When people say that you just can’t watch your weight if you dine out regularly, I strongly disagree. There are just so many lower calorie options out there now. However, when those same people say that restaurant foods have too much sodium, I have to agree.
The Dietary Guidelines for Americans recommend that adults in should consume no more than 2,300 mg of sodium per day. That recommendation drops to 1,500 mg per day if you’re 51 years of age or older, an African American, or if you have high blood pressure, diabetes, or chronic kidney disease.

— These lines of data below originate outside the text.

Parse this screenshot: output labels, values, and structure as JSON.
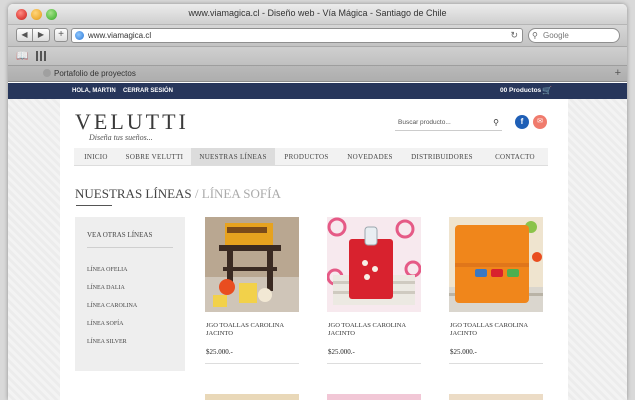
{
  "browser": {
    "window_title": "www.viamagica.cl - Diseño web - Vía Mágica - Santiago de Chile",
    "url": "www.viamagica.cl",
    "search_placeholder": "Google",
    "tab_title": "Portafolio de proyectos"
  },
  "topbar": {
    "greeting": "HOLA, MARTIN",
    "logout": "CERRAR SESIÓN",
    "cart": "00 Productos"
  },
  "header": {
    "logo": "VELUTTI",
    "tagline": "Diseña tus sueños...",
    "search_placeholder": "Buscar producto...",
    "facebook": "f",
    "mail": "✉"
  },
  "nav": {
    "items": [
      "INICIO",
      "SOBRE VELUTTI",
      "NUESTRAS LÍNEAS",
      "PRODUCTOS",
      "NOVEDADES",
      "DISTRIBUIDORES",
      "CONTACTO"
    ],
    "active": "NUESTRAS LÍNEAS"
  },
  "page": {
    "title": "NUESTRAS LÍNEAS",
    "subtitle": "/ LÍNEA SOFÍA"
  },
  "sidebar": {
    "title": "VEA OTRAS LÍNEAS",
    "items": [
      "LÍNEA OFELIA",
      "LÍNEA DALIA",
      "LÍNEA CAROLINA",
      "LÍNEA SOFÍA",
      "LÍNEA SILVER"
    ]
  },
  "products": [
    {
      "name": "JGO TOALLAS CAROLINA JACINTO",
      "price": "$25.000.-",
      "color": "#e6a21f"
    },
    {
      "name": "JGO TOALLAS CAROLINA JACINTO",
      "price": "$25.000.-",
      "color": "#d8222e"
    },
    {
      "name": "JGO TOALLAS CAROLINA JACINTO",
      "price": "$25.000.-",
      "color": "#f0861b"
    }
  ],
  "colors": {
    "topbar": "#27365b",
    "facebook": "#1f5fb6",
    "mail": "#f07b6d"
  }
}
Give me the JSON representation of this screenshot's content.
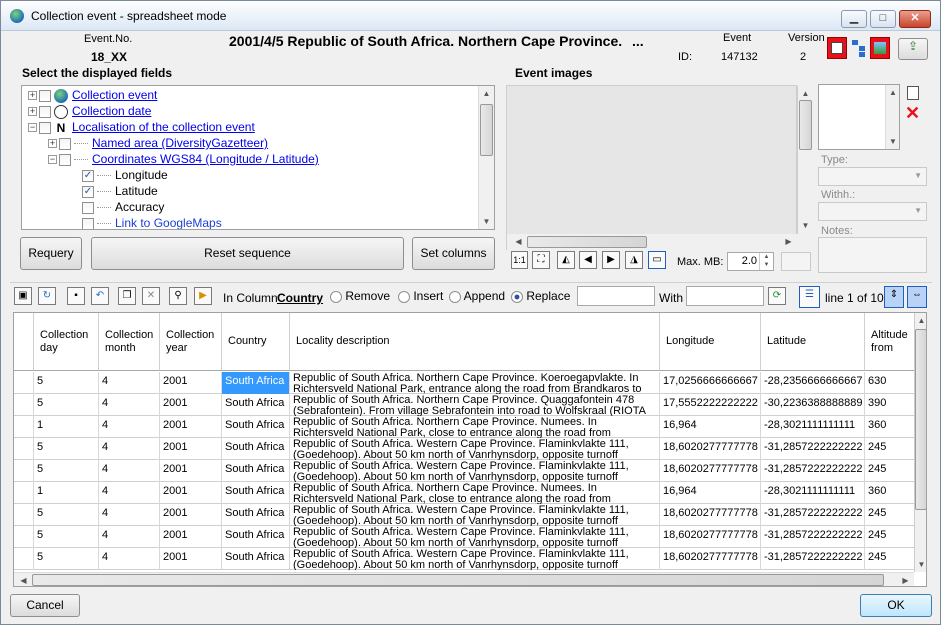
{
  "window": {
    "title": "Collection event - spreadsheet mode"
  },
  "header": {
    "event_no_label": "Event.No.",
    "event_no_value": "18_XX",
    "title": "2001/4/5 Republic of South Africa. Northern Cape Province.",
    "title_ellipsis": "...",
    "event_label": "Event",
    "id_label": "ID:",
    "id_value": "147132",
    "version_label": "Version",
    "version_value": "2"
  },
  "fields_panel": {
    "title": "Select the displayed fields",
    "items": [
      {
        "label": "Collection event",
        "checked": false,
        "expander": "+"
      },
      {
        "label": "Collection date",
        "checked": false,
        "expander": "+"
      },
      {
        "label": "Localisation of the collection event",
        "checked": false,
        "expander": "−"
      },
      {
        "label": "Named area (DiversityGazetteer)",
        "checked": false,
        "expander": "+"
      },
      {
        "label": "Coordinates WGS84 (Longitude / Latitude)",
        "checked": false,
        "expander": "−"
      },
      {
        "label": "Longitude",
        "checked": true
      },
      {
        "label": "Latitude",
        "checked": true
      },
      {
        "label": "Accuracy",
        "checked": false
      },
      {
        "label": "Link to GoogleMaps",
        "checked": false
      }
    ],
    "checkmark": "✓",
    "requery_label": "Requery",
    "reset_label": "Reset sequence",
    "set_columns_label": "Set columns"
  },
  "images_panel": {
    "title": "Event images",
    "type_label": "Type:",
    "withh_label": "Withh.:",
    "notes_label": "Notes:",
    "max_mb_label": "Max. MB:",
    "max_mb_value": "2.0",
    "zoom_label": "1:1"
  },
  "toolbar": {
    "in_column_label": "In Column",
    "column_name": "Country",
    "remove_label": "Remove",
    "insert_label": "Insert",
    "append_label": "Append",
    "replace_label": "Replace",
    "with_label": "With",
    "line_info": "line 1 of 10",
    "selected_mode": "Replace"
  },
  "grid": {
    "columns": [
      "Collection day",
      "Collection month",
      "Collection year",
      "Country",
      "Locality description",
      "Longitude",
      "Latitude",
      "Altitude from"
    ],
    "rows": [
      [
        "5",
        "4",
        "2001",
        "South Africa",
        "Republic of South Africa. Northern Cape Province. Koeroegapvlakte. In Richtersveld National Park, entrance along the road from Brandkaros to",
        "17,0256666666667",
        "-28,2356666666667",
        "630"
      ],
      [
        "5",
        "4",
        "2001",
        "South Africa",
        "Republic of South Africa. Northern Cape Province. Quaggafontein 478 (Sebrafontein). From village Sebrafontein into road to Wolfskraal (RIOTA",
        "17,5552222222222",
        "-30,2236388888889",
        "390"
      ],
      [
        "1",
        "4",
        "2001",
        "South Africa",
        "Republic of South Africa. Northern Cape Province. Numees. In Richtersveld National Park, close to entrance along the road from Brandkaros to",
        "16,964",
        "-28,3021111111111",
        "360"
      ],
      [
        "5",
        "4",
        "2001",
        "South Africa",
        "Republic of South Africa. Western Cape Province. Flaminkvlakte 111, (Goedehoop). About 50 km north of Vanrhynsdorp, opposite turnoff",
        "18,6020277777778",
        "-31,2857222222222",
        "245"
      ],
      [
        "5",
        "4",
        "2001",
        "South Africa",
        "Republic of South Africa. Western Cape Province. Flaminkvlakte 111, (Goedehoop). About 50 km north of Vanrhynsdorp, opposite turnoff",
        "18,6020277777778",
        "-31,2857222222222",
        "245"
      ],
      [
        "1",
        "4",
        "2001",
        "South Africa",
        "Republic of South Africa. Northern Cape Province. Numees. In Richtersveld National Park, close to entrance along the road from Brandkaros to",
        "16,964",
        "-28,3021111111111",
        "360"
      ],
      [
        "5",
        "4",
        "2001",
        "South Africa",
        "Republic of South Africa. Western Cape Province. Flaminkvlakte 111, (Goedehoop). About 50 km north of Vanrhynsdorp, opposite turnoff",
        "18,6020277777778",
        "-31,2857222222222",
        "245"
      ],
      [
        "5",
        "4",
        "2001",
        "South Africa",
        "Republic of South Africa. Western Cape Province. Flaminkvlakte 111, (Goedehoop). About 50 km north of Vanrhynsdorp, opposite turnoff",
        "18,6020277777778",
        "-31,2857222222222",
        "245"
      ],
      [
        "5",
        "4",
        "2001",
        "South Africa",
        "Republic of South Africa. Western Cape Province. Flaminkvlakte 111, (Goedehoop). About 50 km north of Vanrhynsdorp, opposite turnoff",
        "18,6020277777778",
        "-31,2857222222222",
        "245"
      ]
    ]
  },
  "footer": {
    "cancel_label": "Cancel",
    "ok_label": "OK"
  },
  "colors": {
    "accent_red": "#e8101b",
    "selection_blue": "#3399ff",
    "link_blue": "#0000ee"
  }
}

While there are 2,400 mg of sodium in a teaspoon of salt, you can easily reach your daily max without ever touching the salt shaker. That’s largely because some foods naturally contain sodium, much of the food in a restaurant kitchen is canned or processed, and restaurant chefs can have a heavy hand with the salt.
Tips for Reducing Salt Intake:
Don’t rely on your taste buds to distinguish the sodium content of a food. Did you know that a slice of bread has as much sodium as an ounce of chips? Our taste buds trick us all the time. Refer to the restaurant’s nutrition information, if it’s available.
Learn to eat foods plain. Yes, many meals are loaded in sodium, but the extras -- ketchup, mayo, soy sauce, salad dressing, etc -- add even more!.
Soups will always be high in sodium and so will salad dressings. Learn to enjoy salads dressed with just oil and vinegar. It’s also wise to restrict high-sodium ingredients like cheese, croutons, and olives.
Avoid processed meats such as salami, ham, sausage, lunch meats etc. Consider cheese as a condiment, rather than the center of a meal. Cheese is not only high in sodium, but it is also high in unhealthful fats.
By Dr. Jo® Lichten
Find out more about Dr. Jo’s speaking schedule and Reboot, her upcoming book, at http://www.DrJo.com/.
Stephanie Ronco has been editing in a professional capacity for the past 10 years. In addition to her work as an editor, Ronco has also served as a ghostwriter and writing tutor. A voracious reader, Ronco loves watching language evolve and change. When she’s not delving into her latest project, Ronco can be found teaching acting classes, performing in community theater, or sailing with her husband.